Sunday, November 30, 2014

Post-MakerSquare, Week Two: Keeping your code sharp--and, oh yeah, about that job search

How do I not have just a plain jane "Coding" tag? Anyway, welcome to the tag family, "Coding"!

And I want a "Coding" tag here because I want to talk about a website that I have fallen in love with recently:

It is very much like those other websites where you get coding challenges, e.g., CodeWars, Project Euler, etc. (which I also like). That is, the goal of isn't to build any project (which I still maintain is the best way to really get into the nitty-gritty of a language), but merely to play around with a few challenges.

I especially like how keeps everything real clean and focused. Rather than running a test online (and oh, how online tests have given me heartache), you run the tests on your computer--as you would normally. also has a nice breakdown of various languages, so that you can try only the Ruby challenges or the Clojure challenges; and after you submit one solution, you can fetch the other. (The interface is not unlike Github, which is another reason I like it.)

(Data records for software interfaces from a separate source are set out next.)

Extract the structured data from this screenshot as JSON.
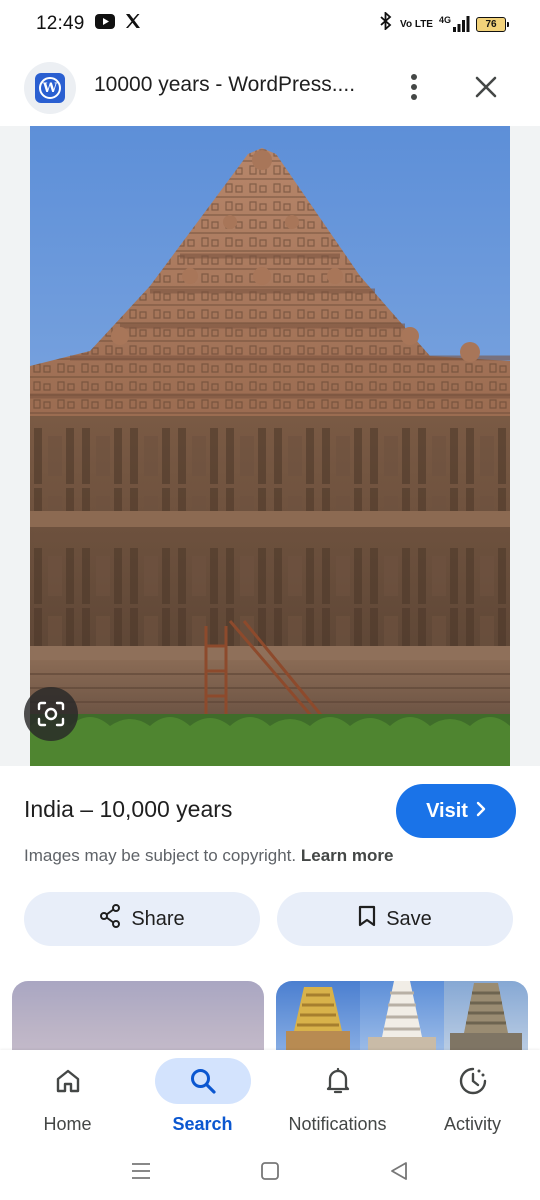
{
  "status_bar": {
    "time": "12:49",
    "left_icons": [
      "youtube-icon",
      "x-icon"
    ],
    "right_icons": [
      "bluetooth-icon",
      "volte-icon",
      "4g-signal-icon",
      "battery-icon"
    ],
    "volte_text": "Vo LTE",
    "network_text": "4G",
    "battery_level": "76"
  },
  "header": {
    "site_icon": "wordpress-icon",
    "title": "10000 years - WordPress....",
    "more_icon": "more-vert-icon",
    "close_icon": "close-icon"
  },
  "image": {
    "subject": "temple-gopuram",
    "lens_icon": "lens-icon"
  },
  "result": {
    "title": "India – 10,000 years",
    "visit_label": "Visit",
    "copyright_text": "Images may be subject to copyright.",
    "learn_more": "Learn more"
  },
  "actions": {
    "share_label": "Share",
    "save_label": "Save"
  },
  "bottom_nav": {
    "items": [
      {
        "label": "Home",
        "icon": "home-icon",
        "active": false
      },
      {
        "label": "Search",
        "icon": "search-icon",
        "active": true
      },
      {
        "label": "Notifications",
        "icon": "bell-icon",
        "active": false
      },
      {
        "label": "Activity",
        "icon": "activity-icon",
        "active": false
      }
    ]
  },
  "system_nav": [
    "menu-icon",
    "home-square-icon",
    "back-icon"
  ],
  "colors": {
    "accent": "#1a73e8",
    "active_nav": "#0b57d0",
    "action_button_bg": "#e8eef9",
    "image_bg": "#f1f3f4"
  }
}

And then, best of all, you get some commentary and feedback on your code. Because, sure, my DNA/RNA transcription agent worked, but the real benefit of using this is I have now discovered a new method--String#tr--that I never used before and wouldn't have used if I hadn't seen someone else use it.

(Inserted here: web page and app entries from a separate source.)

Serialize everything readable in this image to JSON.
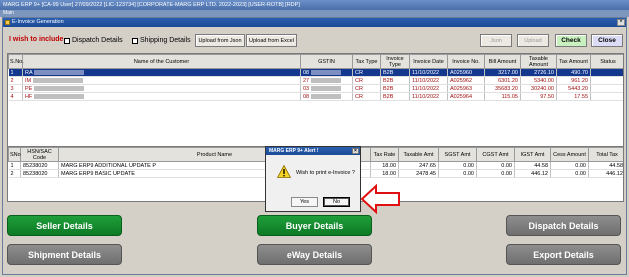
{
  "app": {
    "title": "MARG ERP 9+ [CA-99 User] 27/09/2022 [LIC-123734] [CORPORATE-MARG ERP LTD. 2022-2023] [USER-ROTB] [RDP]",
    "menu": "Main"
  },
  "dialog": {
    "title": "E-Invoice Generation",
    "wish_label": "I wish to include",
    "dispatch_details_label": "Dispatch Details",
    "shipping_details_label": "Shipping Details",
    "upload_json_label": "Upload from Json",
    "upload_excel_label": "Upload from Excel",
    "json_label": "Json",
    "upload_label": "Upload",
    "check_label": "Check",
    "close_label": "Close"
  },
  "invoices": {
    "columns": [
      "S.No.",
      "Name of the Customer",
      "GSTIN",
      "Tax Type",
      "Invoice Type",
      "Invoice Date",
      "Invoice No.",
      "Bill Amount",
      "Taxable Amount",
      "Tax Amount",
      "Status"
    ],
    "rows": [
      {
        "sno": "1",
        "name": "RA",
        "gstin": "08",
        "tax_type": "CR",
        "inv_type": "B2B",
        "date": "11/10/2022",
        "inv_no": "A025960",
        "bill": "3217.00",
        "taxable": "2726.10",
        "tax": "490.70",
        "status": ""
      },
      {
        "sno": "2",
        "name": "IM",
        "gstin": "27",
        "tax_type": "CR",
        "inv_type": "B2B",
        "date": "11/10/2022",
        "inv_no": "A025962",
        "bill": "6301.20",
        "taxable": "5340.00",
        "tax": "961.20",
        "status": ""
      },
      {
        "sno": "3",
        "name": "PE",
        "gstin": "03",
        "tax_type": "CR",
        "inv_type": "B2B",
        "date": "11/10/2022",
        "inv_no": "A025963",
        "bill": "35683.20",
        "taxable": "30240.00",
        "tax": "5443.20",
        "status": ""
      },
      {
        "sno": "4",
        "name": "HF",
        "gstin": "08",
        "tax_type": "CR",
        "inv_type": "B2B",
        "date": "11/10/2022",
        "inv_no": "A025964",
        "bill": "115.05",
        "taxable": "97.50",
        "tax": "17.55",
        "status": ""
      }
    ]
  },
  "products": {
    "columns": [
      "SNo",
      "HSN/SAC Code",
      "Product Name",
      "Tax Rate",
      "Taxable Amt",
      "SGST Amt",
      "CGST Amt",
      "IGST Amt",
      "Cess Amount",
      "Total Tax"
    ],
    "rows": [
      {
        "sno": "1",
        "hsn": "85238020",
        "name": "MARG ERP9 ADDITIONAL UPDATE P",
        "rate": "18.00",
        "taxable": "247.65",
        "sgst": "0.00",
        "cgst": "0.00",
        "igst": "44.58",
        "cess": "0.00",
        "total": "44.58"
      },
      {
        "sno": "2",
        "hsn": "85238020",
        "name": "MARG ERP9 BASIC UPDATE",
        "rate": "18.00",
        "taxable": "2478.45",
        "sgst": "0.00",
        "cgst": "0.00",
        "igst": "446.12",
        "cess": "0.00",
        "total": "446.12"
      }
    ]
  },
  "buttons": {
    "seller": "Seller Details",
    "buyer": "Buyer Details",
    "dispatch": "Dispatch Details",
    "shipment": "Shipment Details",
    "eway": "eWay Details",
    "export": "Export Details"
  },
  "alert": {
    "title": "MARG ERP 9+ Alert !",
    "message": "Wish to print e-Invoice ?",
    "yes_label": "Yes",
    "no_label": "No"
  },
  "colors": {
    "green": "#0d7a25",
    "gray": "#6f6f6f",
    "selection": "#15388f",
    "highlight_arrow": "#e01010"
  }
}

So, if you want to practice a new language or keep an old language sharp, I recommend at least looking at


And about that job search, I've been offered and accepted a junior developer position. So I'm off the market for now; and very excited about starting in early December. I will say more about the job and the company--after I reread my NDA and figure out what I can say.

For now, my new challenge--both for fun and for work--is to learn functional coding. Come on, O'Reilly books, don't fail me now!

Sunday, November 23, 2014

Post-MakerSquare, Week One: Don't be so apologetic on the job search (plus bonus FizzBuzz)

"So, one note for you," said a mentor, after I went through a mock technical interview, "is: Stop being so apologetic."

Which really might be the centerpiece of why I don't love interviewing. I mean: I love talking to people, I love asking questions, I love answering questions. God help me, I even love coding challenges. Ask me to do FizzBuzz in one line, please!
Sidebar: How to do FizzBuzz in one line:

(1..100).each {|num| num % 3 == 0 && num % 5 == 0 ? (puts "FizzBuzz") : num % 3 == 0 ? (puts "Fizz") : num % 5 == 0 ? (puts "Buzz") : (puts num) } 
It's not pretty--or really all that maintainable--but it works in one line. (Note: tested on; and inspired by a Paul Irish post.)
Let's break it down:
  • 1..100 -- standard Ruby for an inclusive range
  • each -- loop over each element in the array/range and slip it into the following block
  • followed by a cascade of ternary conditionals
    • if it's divisible by 3 and 5, put "FizzBuzz", and if not, then
    • run through the next case (divisible by 3) and if that doesn't work,
    • run the next case (divisible by 5), and if that doesn't work
    • just put the number already
But I don't love selling myself. When I'm discussing my projects and my web dev foundation, it's pretty tempting for me to pick at the issues or the lessons (i.e., the mistakes that I made). Largely that's because of where I am in my career--just beginning, with plenty to learn and a big hunger to learn it. I mean, I really liked the early hackathon project we did, but weeks later, I can see some of the holes there.

Looking at those holes can be very educational and even rewarding. ("Look, ma, I'm learning!") But they don't always make the best interview discussion.

So, dear mentor, I'm going to try to be less apologetic during interviews.

And wouldn't we all rather talk about FizzBuzz anyway?

P.S. For actual information about my job search--well, I'm not going to get into details. Suffice it to say, I'm concentrating on Austin right now, with an eye cast on Chicago; I'm looking primarily for, let's say, middle-end to back-end--anything below HTML/CSS, which I can do, but don't enjoy as much. I've got some leads and had some positive interviews, so I feel OK. But I'll be 100% honest with you: I'd much rather be coding than searching for a job.